◆ ENTRIES PROVIDED

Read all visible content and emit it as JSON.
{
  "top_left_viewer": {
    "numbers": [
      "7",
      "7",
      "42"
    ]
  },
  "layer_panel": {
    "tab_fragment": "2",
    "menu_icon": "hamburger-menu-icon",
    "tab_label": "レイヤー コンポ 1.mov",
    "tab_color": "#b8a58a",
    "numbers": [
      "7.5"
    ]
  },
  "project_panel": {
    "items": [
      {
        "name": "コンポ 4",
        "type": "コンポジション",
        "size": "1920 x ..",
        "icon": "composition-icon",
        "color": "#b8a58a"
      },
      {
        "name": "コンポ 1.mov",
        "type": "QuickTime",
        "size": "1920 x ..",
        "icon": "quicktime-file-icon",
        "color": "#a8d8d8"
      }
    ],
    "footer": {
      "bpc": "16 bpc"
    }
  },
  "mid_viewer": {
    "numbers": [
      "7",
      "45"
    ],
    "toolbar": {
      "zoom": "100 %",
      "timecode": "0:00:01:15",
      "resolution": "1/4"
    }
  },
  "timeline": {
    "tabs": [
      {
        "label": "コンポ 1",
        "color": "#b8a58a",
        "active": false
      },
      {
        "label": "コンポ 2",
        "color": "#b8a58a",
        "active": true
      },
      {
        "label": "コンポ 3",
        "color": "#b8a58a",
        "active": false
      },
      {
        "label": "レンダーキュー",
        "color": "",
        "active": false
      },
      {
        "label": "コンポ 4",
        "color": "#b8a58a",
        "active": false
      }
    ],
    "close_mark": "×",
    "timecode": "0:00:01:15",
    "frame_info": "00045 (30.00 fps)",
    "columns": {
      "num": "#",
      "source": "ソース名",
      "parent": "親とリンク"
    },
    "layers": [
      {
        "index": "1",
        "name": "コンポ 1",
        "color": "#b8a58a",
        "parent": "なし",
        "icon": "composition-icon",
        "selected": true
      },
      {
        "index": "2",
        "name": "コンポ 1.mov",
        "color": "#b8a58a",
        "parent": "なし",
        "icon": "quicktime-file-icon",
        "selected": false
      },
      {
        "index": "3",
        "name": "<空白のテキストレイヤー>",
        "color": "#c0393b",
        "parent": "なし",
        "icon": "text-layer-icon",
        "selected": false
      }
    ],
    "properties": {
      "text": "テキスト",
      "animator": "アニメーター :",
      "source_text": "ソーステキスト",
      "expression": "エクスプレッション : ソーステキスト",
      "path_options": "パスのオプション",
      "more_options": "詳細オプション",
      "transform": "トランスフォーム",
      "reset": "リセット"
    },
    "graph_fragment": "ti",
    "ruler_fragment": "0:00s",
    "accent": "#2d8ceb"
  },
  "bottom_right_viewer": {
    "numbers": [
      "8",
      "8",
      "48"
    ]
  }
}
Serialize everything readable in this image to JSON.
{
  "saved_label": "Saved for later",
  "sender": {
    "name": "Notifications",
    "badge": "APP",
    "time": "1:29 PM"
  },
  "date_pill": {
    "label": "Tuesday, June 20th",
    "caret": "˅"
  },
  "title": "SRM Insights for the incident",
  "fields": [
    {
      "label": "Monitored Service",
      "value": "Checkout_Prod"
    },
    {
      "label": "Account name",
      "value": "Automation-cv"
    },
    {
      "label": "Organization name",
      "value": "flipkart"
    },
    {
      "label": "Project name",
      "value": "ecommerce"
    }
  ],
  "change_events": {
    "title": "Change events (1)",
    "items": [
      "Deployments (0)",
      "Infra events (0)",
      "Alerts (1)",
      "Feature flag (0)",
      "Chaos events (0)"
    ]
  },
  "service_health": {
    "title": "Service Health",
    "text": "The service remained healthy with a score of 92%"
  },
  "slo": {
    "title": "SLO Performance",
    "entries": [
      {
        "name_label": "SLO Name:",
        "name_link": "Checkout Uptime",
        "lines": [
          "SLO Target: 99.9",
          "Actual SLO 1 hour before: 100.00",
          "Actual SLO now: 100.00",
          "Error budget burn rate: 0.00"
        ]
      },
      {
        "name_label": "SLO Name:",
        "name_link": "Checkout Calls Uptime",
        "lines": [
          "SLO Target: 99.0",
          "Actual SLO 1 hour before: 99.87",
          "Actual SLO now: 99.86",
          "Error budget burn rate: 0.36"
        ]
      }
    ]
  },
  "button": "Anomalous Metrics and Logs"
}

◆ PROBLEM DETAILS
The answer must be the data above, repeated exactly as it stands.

◆ SOLUTION FOR THIS PROBLEM
Read all visible content and emit it as JSON.
{
  "top_left_viewer": {
    "numbers": [
      "7",
      "7",
      "42"
    ]
  },
  "layer_panel": {
    "tab_fragment": "2",
    "menu_icon": "hamburger-menu-icon",
    "tab_label": "レイヤー コンポ 1.mov",
    "tab_color": "#b8a58a",
    "numbers": [
      "7.5"
    ]
  },
  "project_panel": {
    "items": [
      {
        "name": "コンポ 4",
        "type": "コンポジション",
        "size": "1920 x ..",
        "icon": "composition-icon",
        "color": "#b8a58a"
      },
      {
        "name": "コンポ 1.mov",
        "type": "QuickTime",
        "size": "1920 x ..",
        "icon": "quicktime-file-icon",
        "color": "#a8d8d8"
      }
    ],
    "footer": {
      "bpc": "16 bpc"
    }
  },
  "mid_viewer": {
    "numbers": [
      "7",
      "45"
    ],
    "toolbar": {
      "zoom": "100 %",
      "timecode": "0:00:01:15",
      "resolution": "1/4"
    }
  },
  "timeline": {
    "tabs": [
      {
        "label": "コンポ 1",
        "color": "#b8a58a",
        "active": false
      },
      {
        "label": "コンポ 2",
        "color": "#b8a58a",
        "active": true
      },
      {
        "label": "コンポ 3",
        "color": "#b8a58a",
        "active": false
      },
      {
        "label": "レンダーキュー",
        "color": "",
        "active": false
      },
      {
        "label": "コンポ 4",
        "color": "#b8a58a",
        "active": false
      }
    ],
    "close_mark": "×",
    "timecode": "0:00:01:15",
    "frame_info": "00045 (30.00 fps)",
    "columns": {
      "num": "#",
      "source": "ソース名",
      "parent": "親とリンク"
    },
    "layers": [
      {
        "index": "1",
        "name": "コンポ 1",
        "color": "#b8a58a",
        "parent": "なし",
        "icon": "composition-icon",
        "selected": true
      },
      {
        "index": "2",
        "name": "コンポ 1.mov",
        "color": "#b8a58a",
        "parent": "なし",
        "icon": "quicktime-file-icon",
        "selected": false
      },
      {
        "index": "3",
        "name": "<空白のテキストレイヤー>",
        "color": "#c0393b",
        "parent": "なし",
        "icon": "text-layer-icon",
        "selected": false
      }
    ],
    "properties": {
      "text": "テキスト",
      "animator": "アニメーター :",
      "source_text": "ソーステキスト",
      "expression": "エクスプレッション : ソーステキスト",
      "path_options": "パスのオプション",
      "more_options": "詳細オプション",
      "transform": "トランスフォーム",
      "reset": "リセット"
    },
    "graph_fragment": "ti",
    "ruler_fragment": "0:00s",
    "accent": "#2d8ceb"
  },
  "bottom_right_viewer": {
    "numbers": [
      "8",
      "8",
      "48"
    ]
  }
}
Serialize everything readable in this image to JSON.
{
  "saved_label": "Saved for later",
  "sender": {
    "name": "Notifications",
    "badge": "APP",
    "time": "1:29 PM"
  },
  "date_pill": {
    "label": "Tuesday, June 20th",
    "caret": "˅"
  },
  "title": "SRM Insights for the incident",
  "fields": [
    {
      "label": "Monitored Service",
      "value": "Checkout_Prod"
    },
    {
      "label": "Account name",
      "value": "Automation-cv"
    },
    {
      "label": "Organization name",
      "value": "flipkart"
    },
    {
      "label": "Project name",
      "value": "ecommerce"
    }
  ],
  "change_events": {
    "title": "Change events (1)",
    "items": [
      "Deployments (0)",
      "Infra events (0)",
      "Alerts (1)",
      "Feature flag (0)",
      "Chaos events (0)"
    ]
  },
  "service_health": {
    "title": "Service Health",
    "text": "The service remained healthy with a score of 92%"
  },
  "slo": {
    "title": "SLO Performance",
    "entries": [
      {
        "name_label": "SLO Name:",
        "name_link": "Checkout Uptime",
        "lines": [
          "SLO Target: 99.9",
          "Actual SLO 1 hour before: 100.00",
          "Actual SLO now: 100.00",
          "Error budget burn rate: 0.00"
        ]
      },
      {
        "name_label": "SLO Name:",
        "name_link": "Checkout Calls Uptime",
        "lines": [
          "SLO Target: 99.0",
          "Actual SLO 1 hour before: 99.87",
          "Actual SLO now: 99.86",
          "Error budget burn rate: 0.36"
        ]
      }
    ]
  },
  "button": "Anomalous Metrics and Logs"
}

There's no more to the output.